Predicting the Past of Dried Blood Spots: Time Since Deposition and Toxicology
thesisposted on 2019-06-14, 16:12 authored by Thalassa Sandra Eliza Valkenburg

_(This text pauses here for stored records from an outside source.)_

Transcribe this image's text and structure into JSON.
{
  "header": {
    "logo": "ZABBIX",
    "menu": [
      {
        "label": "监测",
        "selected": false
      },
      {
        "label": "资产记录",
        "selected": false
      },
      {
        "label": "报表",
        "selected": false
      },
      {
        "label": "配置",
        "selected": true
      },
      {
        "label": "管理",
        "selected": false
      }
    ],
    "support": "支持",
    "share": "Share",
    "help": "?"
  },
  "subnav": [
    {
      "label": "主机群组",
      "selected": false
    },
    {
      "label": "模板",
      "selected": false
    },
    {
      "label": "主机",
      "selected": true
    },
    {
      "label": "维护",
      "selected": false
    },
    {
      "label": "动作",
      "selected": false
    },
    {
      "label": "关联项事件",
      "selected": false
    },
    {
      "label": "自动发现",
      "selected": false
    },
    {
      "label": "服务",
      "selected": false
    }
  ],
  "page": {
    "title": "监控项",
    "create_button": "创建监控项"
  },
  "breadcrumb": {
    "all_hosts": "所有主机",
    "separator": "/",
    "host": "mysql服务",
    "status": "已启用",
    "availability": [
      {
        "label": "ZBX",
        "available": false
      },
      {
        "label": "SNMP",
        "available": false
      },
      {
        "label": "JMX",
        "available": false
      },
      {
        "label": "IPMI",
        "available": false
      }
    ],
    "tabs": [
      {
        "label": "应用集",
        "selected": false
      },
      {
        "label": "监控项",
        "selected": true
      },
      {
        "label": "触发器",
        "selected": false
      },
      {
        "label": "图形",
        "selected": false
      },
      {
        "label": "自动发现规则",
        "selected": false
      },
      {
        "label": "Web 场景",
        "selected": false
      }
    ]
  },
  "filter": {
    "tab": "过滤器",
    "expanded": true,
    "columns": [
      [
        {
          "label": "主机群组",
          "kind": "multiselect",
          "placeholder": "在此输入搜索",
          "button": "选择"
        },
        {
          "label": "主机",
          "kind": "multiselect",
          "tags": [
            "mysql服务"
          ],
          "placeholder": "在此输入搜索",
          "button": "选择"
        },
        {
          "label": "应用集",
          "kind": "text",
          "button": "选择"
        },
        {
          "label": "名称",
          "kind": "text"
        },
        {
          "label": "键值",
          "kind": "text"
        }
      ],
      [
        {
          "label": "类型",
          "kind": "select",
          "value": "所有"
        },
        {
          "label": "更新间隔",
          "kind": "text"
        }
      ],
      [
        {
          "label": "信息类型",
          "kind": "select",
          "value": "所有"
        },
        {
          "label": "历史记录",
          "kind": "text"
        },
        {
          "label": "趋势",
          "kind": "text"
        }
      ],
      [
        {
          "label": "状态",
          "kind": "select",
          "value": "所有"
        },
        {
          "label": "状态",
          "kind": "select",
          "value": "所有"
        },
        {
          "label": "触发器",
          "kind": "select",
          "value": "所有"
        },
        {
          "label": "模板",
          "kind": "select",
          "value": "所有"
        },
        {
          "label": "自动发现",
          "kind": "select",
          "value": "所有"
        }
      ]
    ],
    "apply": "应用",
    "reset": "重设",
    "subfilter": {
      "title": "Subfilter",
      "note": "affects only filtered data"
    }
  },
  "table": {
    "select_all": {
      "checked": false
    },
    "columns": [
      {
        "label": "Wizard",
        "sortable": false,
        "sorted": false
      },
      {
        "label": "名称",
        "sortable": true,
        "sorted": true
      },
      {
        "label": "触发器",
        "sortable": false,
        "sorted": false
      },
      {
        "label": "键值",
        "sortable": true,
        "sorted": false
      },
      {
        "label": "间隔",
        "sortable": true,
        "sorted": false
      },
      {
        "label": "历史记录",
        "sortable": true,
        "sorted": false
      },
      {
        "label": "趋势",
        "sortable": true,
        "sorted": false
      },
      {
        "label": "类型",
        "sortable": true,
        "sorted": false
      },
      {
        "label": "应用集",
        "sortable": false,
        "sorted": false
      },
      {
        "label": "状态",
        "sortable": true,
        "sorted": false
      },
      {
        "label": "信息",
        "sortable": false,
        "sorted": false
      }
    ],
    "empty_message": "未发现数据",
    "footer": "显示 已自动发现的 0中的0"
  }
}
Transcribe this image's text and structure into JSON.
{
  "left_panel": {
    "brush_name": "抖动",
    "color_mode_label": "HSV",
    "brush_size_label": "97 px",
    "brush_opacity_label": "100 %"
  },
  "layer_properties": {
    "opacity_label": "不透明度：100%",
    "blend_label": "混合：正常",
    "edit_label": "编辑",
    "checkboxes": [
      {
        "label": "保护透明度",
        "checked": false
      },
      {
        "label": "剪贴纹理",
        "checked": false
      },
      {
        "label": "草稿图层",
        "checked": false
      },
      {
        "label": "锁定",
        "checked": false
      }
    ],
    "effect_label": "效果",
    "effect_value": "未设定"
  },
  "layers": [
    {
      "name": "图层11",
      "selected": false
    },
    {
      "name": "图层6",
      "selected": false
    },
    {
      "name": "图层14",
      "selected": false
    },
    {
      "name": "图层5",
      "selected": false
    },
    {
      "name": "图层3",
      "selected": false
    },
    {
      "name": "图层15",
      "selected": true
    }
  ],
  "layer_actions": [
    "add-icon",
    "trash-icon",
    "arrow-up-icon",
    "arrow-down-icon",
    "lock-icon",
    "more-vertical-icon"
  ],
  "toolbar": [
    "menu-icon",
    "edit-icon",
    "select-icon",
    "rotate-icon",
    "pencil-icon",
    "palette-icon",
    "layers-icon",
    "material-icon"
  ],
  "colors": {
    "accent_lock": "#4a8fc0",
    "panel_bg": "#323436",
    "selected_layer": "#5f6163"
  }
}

Blood is among the most frequently encountered evidence types at crime scenes and establishing the time since deposition (TSD) of bloodstains can be critical in certain cases. A method to establish the TSD of bloodstains is not routinely applied yet, because of because of age estimation inaccuracies caused by environmental conditions, influence of the substrate, inter-person variation and sample quantity. A bottom-up proteomics approach in combination with nano-liquid chromatography hyphenated to tandem mass spectrometry with electrospray ionisation and surface acoustic wave nebulisation coupled to mass spectrometry was used to assess the molecular profile of dried blood spots (DBS) aged up to 8 days. A major reduction in the workflow time of DBS analysis was achieved by the application of a novel developed microfluidic immobilised-enzyme reactor for the digestion of DBS proteins. A model was developed to predict the TSD of DBS from its molecular composition and is currently able to classify aged from non-aged DBS samples. The analysis of toxicology from micro-volumes of blood would also be beneficial in a variety of forensic scenarios. The collection of DBS onto cards or the collection of micro-volumes of blood onto the novel volumetric absorptive microsampling (VAMS) device would allow simple, quick and non-invasive sampling in situations where the volume of blood is limited or repetitive sampling is needed. No medical trained personnel are needed, there is no location restriction, samples can be stored at room temperature and samples can be transported by regular post. Methods were developed for the quantification of two drugs of abuse, salbutamol and pseudoephedrine, from blood sampled onto VAMS devices including from the blood of healthy volunteers collected after administration with either one of the drugs.